» **WORK TASK**
Scan the data below for the string "libraries". Show every line where it turns up.

◇ ◇ ◇ ◇ ◇

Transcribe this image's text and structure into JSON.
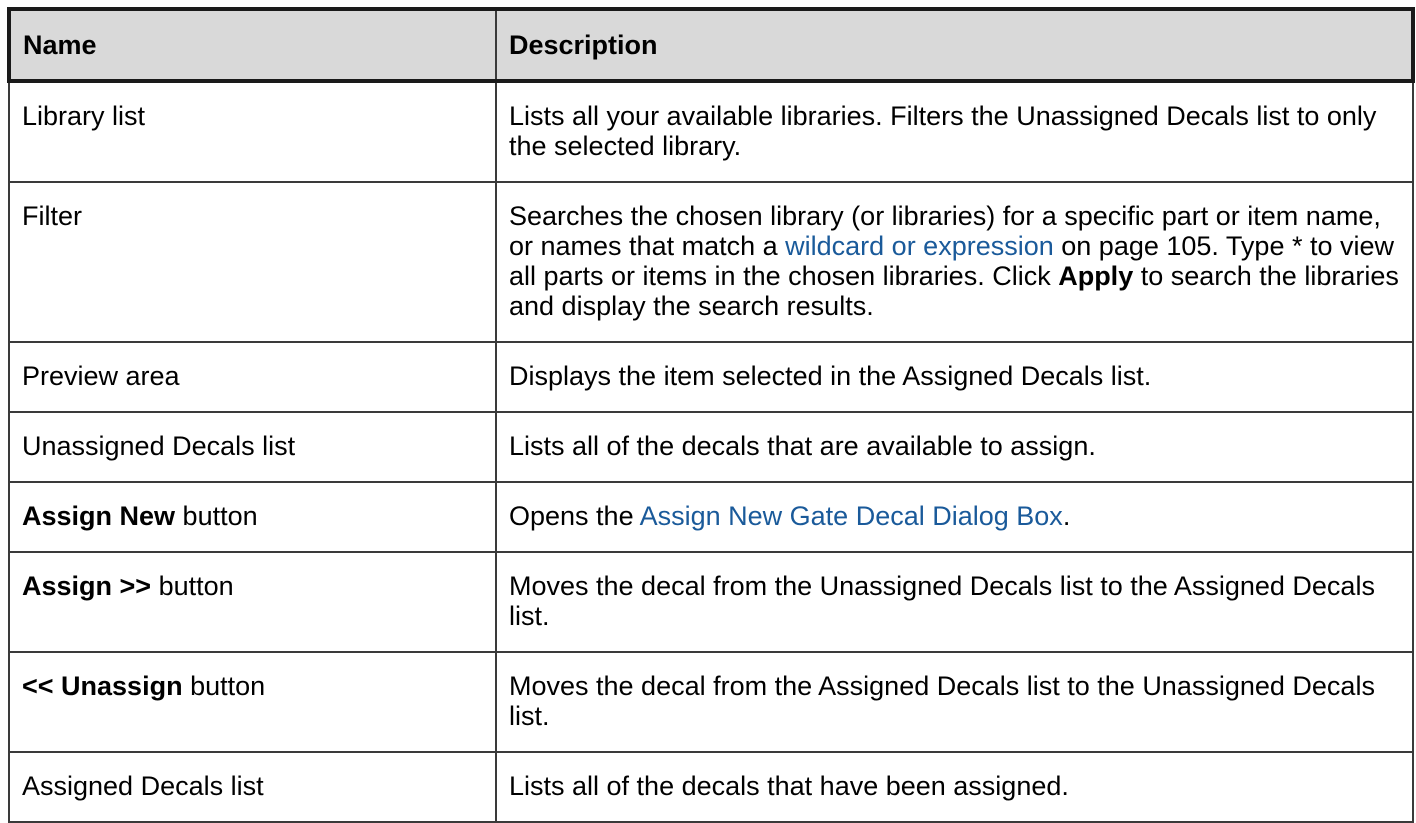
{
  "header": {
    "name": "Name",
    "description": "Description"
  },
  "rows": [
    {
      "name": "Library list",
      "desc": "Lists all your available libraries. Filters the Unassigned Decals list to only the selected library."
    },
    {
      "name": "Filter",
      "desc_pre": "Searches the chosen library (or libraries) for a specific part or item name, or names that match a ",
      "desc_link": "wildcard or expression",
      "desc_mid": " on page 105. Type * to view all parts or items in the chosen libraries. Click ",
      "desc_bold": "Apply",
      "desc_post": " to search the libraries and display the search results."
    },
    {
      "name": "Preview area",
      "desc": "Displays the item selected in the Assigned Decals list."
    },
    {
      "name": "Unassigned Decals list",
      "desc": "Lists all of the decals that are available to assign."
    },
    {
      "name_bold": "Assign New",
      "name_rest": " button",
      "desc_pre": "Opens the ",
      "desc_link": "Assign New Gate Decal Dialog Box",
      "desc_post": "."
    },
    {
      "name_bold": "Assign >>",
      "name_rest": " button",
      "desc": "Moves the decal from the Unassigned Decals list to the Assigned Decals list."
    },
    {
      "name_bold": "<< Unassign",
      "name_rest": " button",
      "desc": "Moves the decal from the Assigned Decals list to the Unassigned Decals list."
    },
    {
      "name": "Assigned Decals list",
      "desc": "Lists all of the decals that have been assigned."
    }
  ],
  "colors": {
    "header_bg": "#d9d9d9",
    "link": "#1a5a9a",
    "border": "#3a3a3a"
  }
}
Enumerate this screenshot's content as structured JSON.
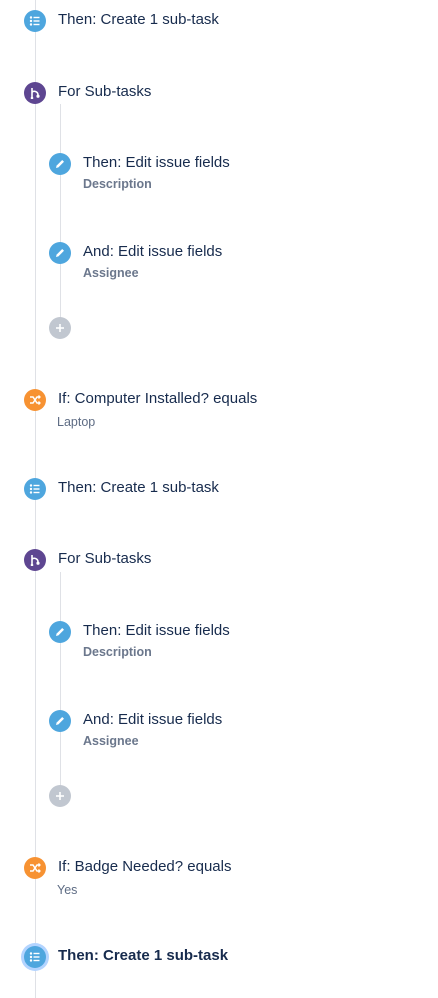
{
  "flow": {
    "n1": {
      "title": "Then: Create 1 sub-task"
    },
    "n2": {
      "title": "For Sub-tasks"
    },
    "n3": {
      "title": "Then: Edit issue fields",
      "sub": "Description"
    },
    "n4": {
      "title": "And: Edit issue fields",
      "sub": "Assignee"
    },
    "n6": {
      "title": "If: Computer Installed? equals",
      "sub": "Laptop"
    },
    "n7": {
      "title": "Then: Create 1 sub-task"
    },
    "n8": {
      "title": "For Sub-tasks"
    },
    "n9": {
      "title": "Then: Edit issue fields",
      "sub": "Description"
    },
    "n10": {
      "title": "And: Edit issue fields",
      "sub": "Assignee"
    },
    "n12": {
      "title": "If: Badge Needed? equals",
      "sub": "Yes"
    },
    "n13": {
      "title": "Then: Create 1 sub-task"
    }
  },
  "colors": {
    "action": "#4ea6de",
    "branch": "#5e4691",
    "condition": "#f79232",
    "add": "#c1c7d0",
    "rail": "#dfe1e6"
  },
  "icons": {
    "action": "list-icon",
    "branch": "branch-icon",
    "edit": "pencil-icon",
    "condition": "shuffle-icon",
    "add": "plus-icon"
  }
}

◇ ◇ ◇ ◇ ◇

» **ANSWER SECTION**
      "desc": "Lists all your available libraries. Filters the Unassigned Decals list to only the selected library."
      "desc_pre": "Searches the chosen library (or libraries) for a specific part or item name, or names that match a ",
      "desc_mid": " on page 105. Type * to view all parts or items in the chosen libraries. Click ",
      "desc_post": " to search the libraries and display the search results."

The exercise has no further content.